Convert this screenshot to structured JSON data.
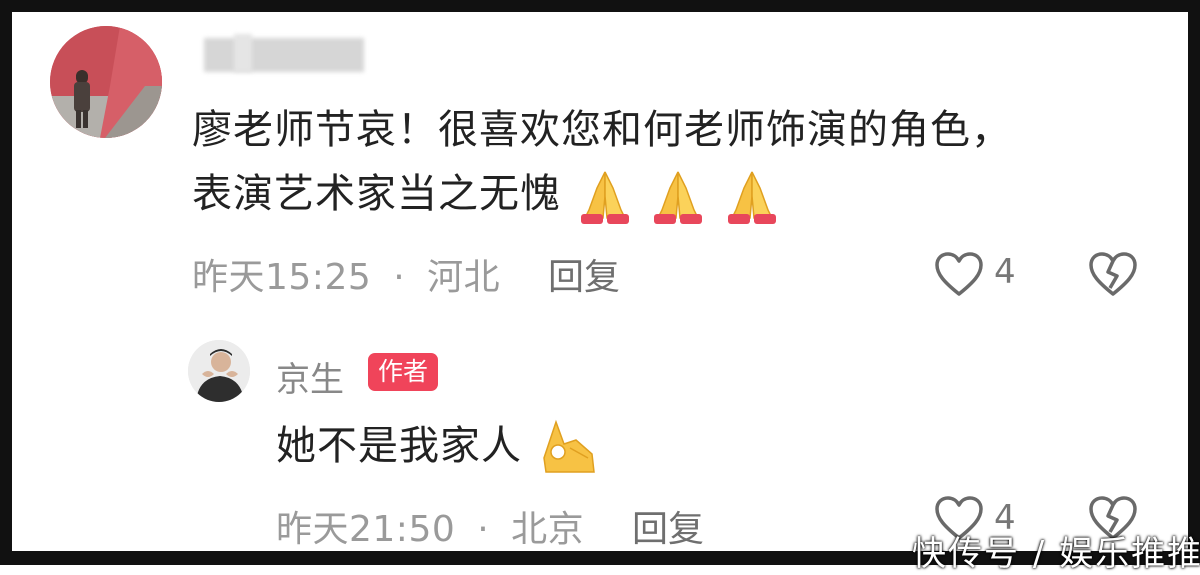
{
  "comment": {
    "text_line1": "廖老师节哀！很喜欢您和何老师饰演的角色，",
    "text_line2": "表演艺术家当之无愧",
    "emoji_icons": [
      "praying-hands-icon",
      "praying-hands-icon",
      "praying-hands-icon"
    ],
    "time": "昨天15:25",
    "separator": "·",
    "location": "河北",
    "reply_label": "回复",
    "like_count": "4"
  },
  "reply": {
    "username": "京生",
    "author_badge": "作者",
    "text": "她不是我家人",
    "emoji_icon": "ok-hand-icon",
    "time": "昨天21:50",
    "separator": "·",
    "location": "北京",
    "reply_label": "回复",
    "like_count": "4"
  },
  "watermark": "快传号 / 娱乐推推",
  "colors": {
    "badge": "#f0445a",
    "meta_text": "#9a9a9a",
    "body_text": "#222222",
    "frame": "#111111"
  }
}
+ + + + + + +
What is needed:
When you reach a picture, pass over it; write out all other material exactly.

Finished exercise:
Convert this screenshot to structured JSON data.
{
  "comment": {
    "text_line1": "廖老师节哀！很喜欢您和何老师饰演的角色，",
    "text_line2": "表演艺术家当之无愧",
    "emoji_icons": [
      "praying-hands-icon",
      "praying-hands-icon",
      "praying-hands-icon"
    ],
    "time": "昨天15:25",
    "separator": "·",
    "location": "河北",
    "reply_label": "回复",
    "like_count": "4"
  },
  "reply": {
    "username": "京生",
    "author_badge": "作者",
    "text": "她不是我家人",
    "emoji_icon": "ok-hand-icon",
    "time": "昨天21:50",
    "separator": "·",
    "location": "北京",
    "reply_label": "回复",
    "like_count": "4"
  },
  "watermark": "快传号 / 娱乐推推",
  "colors": {
    "badge": "#f0445a",
    "meta_text": "#9a9a9a",
    "body_text": "#222222",
    "frame": "#111111"
  }
}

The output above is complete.